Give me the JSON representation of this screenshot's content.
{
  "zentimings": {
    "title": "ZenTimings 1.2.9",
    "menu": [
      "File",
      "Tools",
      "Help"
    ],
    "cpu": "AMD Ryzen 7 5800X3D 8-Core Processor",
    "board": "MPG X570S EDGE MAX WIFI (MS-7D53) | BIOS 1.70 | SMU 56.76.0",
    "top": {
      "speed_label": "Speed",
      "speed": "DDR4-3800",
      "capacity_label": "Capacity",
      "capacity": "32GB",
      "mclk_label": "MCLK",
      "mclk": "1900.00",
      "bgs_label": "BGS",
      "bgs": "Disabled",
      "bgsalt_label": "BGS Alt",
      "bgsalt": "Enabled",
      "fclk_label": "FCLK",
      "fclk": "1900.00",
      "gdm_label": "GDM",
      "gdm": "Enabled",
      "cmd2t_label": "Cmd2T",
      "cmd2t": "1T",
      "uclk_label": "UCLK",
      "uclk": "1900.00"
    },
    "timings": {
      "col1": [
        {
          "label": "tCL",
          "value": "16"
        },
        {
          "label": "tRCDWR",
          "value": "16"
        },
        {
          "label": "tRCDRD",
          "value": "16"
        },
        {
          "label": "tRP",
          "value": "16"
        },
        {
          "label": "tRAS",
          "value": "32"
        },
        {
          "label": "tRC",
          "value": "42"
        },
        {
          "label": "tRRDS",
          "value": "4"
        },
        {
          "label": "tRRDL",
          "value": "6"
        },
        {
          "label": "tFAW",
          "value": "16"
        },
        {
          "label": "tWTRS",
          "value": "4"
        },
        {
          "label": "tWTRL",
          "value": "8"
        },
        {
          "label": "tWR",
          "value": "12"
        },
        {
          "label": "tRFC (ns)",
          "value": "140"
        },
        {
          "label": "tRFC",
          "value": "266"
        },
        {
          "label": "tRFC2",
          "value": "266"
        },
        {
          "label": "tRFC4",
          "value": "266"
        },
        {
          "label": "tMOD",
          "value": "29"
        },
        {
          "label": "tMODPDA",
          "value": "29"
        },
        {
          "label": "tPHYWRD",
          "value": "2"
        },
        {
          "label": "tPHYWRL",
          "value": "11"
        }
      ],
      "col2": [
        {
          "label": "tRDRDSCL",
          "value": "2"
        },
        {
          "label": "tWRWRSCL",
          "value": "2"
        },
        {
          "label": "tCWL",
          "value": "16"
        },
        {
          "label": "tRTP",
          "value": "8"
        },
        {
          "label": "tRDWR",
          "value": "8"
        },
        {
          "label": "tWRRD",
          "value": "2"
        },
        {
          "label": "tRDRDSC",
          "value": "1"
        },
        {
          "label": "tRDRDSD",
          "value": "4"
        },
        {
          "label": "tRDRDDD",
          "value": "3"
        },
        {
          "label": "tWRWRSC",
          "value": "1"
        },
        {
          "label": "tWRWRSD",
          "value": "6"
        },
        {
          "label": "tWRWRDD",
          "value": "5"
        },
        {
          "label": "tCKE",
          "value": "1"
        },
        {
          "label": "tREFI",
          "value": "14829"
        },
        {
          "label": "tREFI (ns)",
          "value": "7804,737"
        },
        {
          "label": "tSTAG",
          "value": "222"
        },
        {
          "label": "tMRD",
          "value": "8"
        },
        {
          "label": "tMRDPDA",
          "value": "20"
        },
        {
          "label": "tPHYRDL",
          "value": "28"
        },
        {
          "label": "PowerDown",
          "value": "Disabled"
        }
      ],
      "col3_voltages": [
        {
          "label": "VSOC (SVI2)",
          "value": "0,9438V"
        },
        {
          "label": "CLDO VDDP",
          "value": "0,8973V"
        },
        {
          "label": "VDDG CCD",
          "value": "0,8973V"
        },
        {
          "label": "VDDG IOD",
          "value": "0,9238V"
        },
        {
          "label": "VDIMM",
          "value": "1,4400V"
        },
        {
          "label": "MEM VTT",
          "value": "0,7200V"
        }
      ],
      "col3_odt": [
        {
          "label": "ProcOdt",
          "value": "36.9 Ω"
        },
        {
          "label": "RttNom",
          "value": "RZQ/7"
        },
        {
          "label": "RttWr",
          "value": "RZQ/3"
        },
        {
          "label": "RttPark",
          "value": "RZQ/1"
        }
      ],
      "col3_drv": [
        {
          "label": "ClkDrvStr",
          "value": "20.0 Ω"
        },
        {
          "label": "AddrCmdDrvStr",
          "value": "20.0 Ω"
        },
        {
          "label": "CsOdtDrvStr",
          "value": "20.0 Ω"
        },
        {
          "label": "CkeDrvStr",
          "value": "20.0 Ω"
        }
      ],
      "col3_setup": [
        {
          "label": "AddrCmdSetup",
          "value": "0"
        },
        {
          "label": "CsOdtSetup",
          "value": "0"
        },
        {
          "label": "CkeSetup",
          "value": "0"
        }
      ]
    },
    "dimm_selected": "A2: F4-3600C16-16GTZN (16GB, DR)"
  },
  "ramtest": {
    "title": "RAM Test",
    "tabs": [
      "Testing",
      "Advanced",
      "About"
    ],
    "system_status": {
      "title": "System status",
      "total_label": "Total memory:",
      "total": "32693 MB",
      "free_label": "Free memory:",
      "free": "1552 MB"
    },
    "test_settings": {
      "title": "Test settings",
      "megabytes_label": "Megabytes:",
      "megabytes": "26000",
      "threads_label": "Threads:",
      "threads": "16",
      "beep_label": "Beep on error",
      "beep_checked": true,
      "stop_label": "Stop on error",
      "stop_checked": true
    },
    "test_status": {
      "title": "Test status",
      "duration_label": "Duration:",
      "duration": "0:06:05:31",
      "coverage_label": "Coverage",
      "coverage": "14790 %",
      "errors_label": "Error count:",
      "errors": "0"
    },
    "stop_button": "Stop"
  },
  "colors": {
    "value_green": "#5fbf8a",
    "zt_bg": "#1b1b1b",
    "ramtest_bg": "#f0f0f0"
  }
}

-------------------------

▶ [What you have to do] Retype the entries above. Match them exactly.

▶ [Solution to this exercise]
Give me the JSON representation of this screenshot's content.
{
  "zentimings": {
    "title": "ZenTimings 1.2.9",
    "menu": [
      "File",
      "Tools",
      "Help"
    ],
    "cpu": "AMD Ryzen 7 5800X3D 8-Core Processor",
    "board": "MPG X570S EDGE MAX WIFI (MS-7D53) | BIOS 1.70 | SMU 56.76.0",
    "top": {
      "speed_label": "Speed",
      "speed": "DDR4-3800",
      "capacity_label": "Capacity",
      "capacity": "32GB",
      "mclk_label": "MCLK",
      "mclk": "1900.00",
      "bgs_label": "BGS",
      "bgs": "Disabled",
      "bgsalt_label": "BGS Alt",
      "bgsalt": "Enabled",
      "fclk_label": "FCLK",
      "fclk": "1900.00",
      "gdm_label": "GDM",
      "gdm": "Enabled",
      "cmd2t_label": "Cmd2T",
      "cmd2t": "1T",
      "uclk_label": "UCLK",
      "uclk": "1900.00"
    },
    "timings": {
      "col1": [
        {
          "label": "tCL",
          "value": "16"
        },
        {
          "label": "tRCDWR",
          "value": "16"
        },
        {
          "label": "tRCDRD",
          "value": "16"
        },
        {
          "label": "tRP",
          "value": "16"
        },
        {
          "label": "tRAS",
          "value": "32"
        },
        {
          "label": "tRC",
          "value": "42"
        },
        {
          "label": "tRRDS",
          "value": "4"
        },
        {
          "label": "tRRDL",
          "value": "6"
        },
        {
          "label": "tFAW",
          "value": "16"
        },
        {
          "label": "tWTRS",
          "value": "4"
        },
        {
          "label": "tWTRL",
          "value": "8"
        },
        {
          "label": "tWR",
          "value": "12"
        },
        {
          "label": "tRFC (ns)",
          "value": "140"
        },
        {
          "label": "tRFC",
          "value": "266"
        },
        {
          "label": "tRFC2",
          "value": "266"
        },
        {
          "label": "tRFC4",
          "value": "266"
        },
        {
          "label": "tMOD",
          "value": "29"
        },
        {
          "label": "tMODPDA",
          "value": "29"
        },
        {
          "label": "tPHYWRD",
          "value": "2"
        },
        {
          "label": "tPHYWRL",
          "value": "11"
        }
      ],
      "col2": [
        {
          "label": "tRDRDSCL",
          "value": "2"
        },
        {
          "label": "tWRWRSCL",
          "value": "2"
        },
        {
          "label": "tCWL",
          "value": "16"
        },
        {
          "label": "tRTP",
          "value": "8"
        },
        {
          "label": "tRDWR",
          "value": "8"
        },
        {
          "label": "tWRRD",
          "value": "2"
        },
        {
          "label": "tRDRDSC",
          "value": "1"
        },
        {
          "label": "tRDRDSD",
          "value": "4"
        },
        {
          "label": "tRDRDDD",
          "value": "3"
        },
        {
          "label": "tWRWRSC",
          "value": "1"
        },
        {
          "label": "tWRWRSD",
          "value": "6"
        },
        {
          "label": "tWRWRDD",
          "value": "5"
        },
        {
          "label": "tCKE",
          "value": "1"
        },
        {
          "label": "tREFI",
          "value": "14829"
        },
        {
          "label": "tREFI (ns)",
          "value": "7804,737"
        },
        {
          "label": "tSTAG",
          "value": "222"
        },
        {
          "label": "tMRD",
          "value": "8"
        },
        {
          "label": "tMRDPDA",
          "value": "20"
        },
        {
          "label": "tPHYRDL",
          "value": "28"
        },
        {
          "label": "PowerDown",
          "value": "Disabled"
        }
      ],
      "col3_voltages": [
        {
          "label": "VSOC (SVI2)",
          "value": "0,9438V"
        },
        {
          "label": "CLDO VDDP",
          "value": "0,8973V"
        },
        {
          "label": "VDDG CCD",
          "value": "0,8973V"
        },
        {
          "label": "VDDG IOD",
          "value": "0,9238V"
        },
        {
          "label": "VDIMM",
          "value": "1,4400V"
        },
        {
          "label": "MEM VTT",
          "value": "0,7200V"
        }
      ],
      "col3_odt": [
        {
          "label": "ProcOdt",
          "value": "36.9 Ω"
        },
        {
          "label": "RttNom",
          "value": "RZQ/7"
        },
        {
          "label": "RttWr",
          "value": "RZQ/3"
        },
        {
          "label": "RttPark",
          "value": "RZQ/1"
        }
      ],
      "col3_drv": [
        {
          "label": "ClkDrvStr",
          "value": "20.0 Ω"
        },
        {
          "label": "AddrCmdDrvStr",
          "value": "20.0 Ω"
        },
        {
          "label": "CsOdtDrvStr",
          "value": "20.0 Ω"
        },
        {
          "label": "CkeDrvStr",
          "value": "20.0 Ω"
        }
      ],
      "col3_setup": [
        {
          "label": "AddrCmdSetup",
          "value": "0"
        },
        {
          "label": "CsOdtSetup",
          "value": "0"
        },
        {
          "label": "CkeSetup",
          "value": "0"
        }
      ]
    },
    "dimm_selected": "A2: F4-3600C16-16GTZN (16GB, DR)"
  },
  "ramtest": {
    "title": "RAM Test",
    "tabs": [
      "Testing",
      "Advanced",
      "About"
    ],
    "system_status": {
      "title": "System status",
      "total_label": "Total memory:",
      "total": "32693 MB",
      "free_label": "Free memory:",
      "free": "1552 MB"
    },
    "test_settings": {
      "title": "Test settings",
      "megabytes_label": "Megabytes:",
      "megabytes": "26000",
      "threads_label": "Threads:",
      "threads": "16",
      "beep_label": "Beep on error",
      "beep_checked": true,
      "stop_label": "Stop on error",
      "stop_checked": true
    },
    "test_status": {
      "title": "Test status",
      "duration_label": "Duration:",
      "duration": "0:06:05:31",
      "coverage_label": "Coverage",
      "coverage": "14790 %",
      "errors_label": "Error count:",
      "errors": "0"
    },
    "stop_button": "Stop"
  },
  "colors": {
    "value_green": "#5fbf8a",
    "zt_bg": "#1b1b1b",
    "ramtest_bg": "#f0f0f0"
  }
}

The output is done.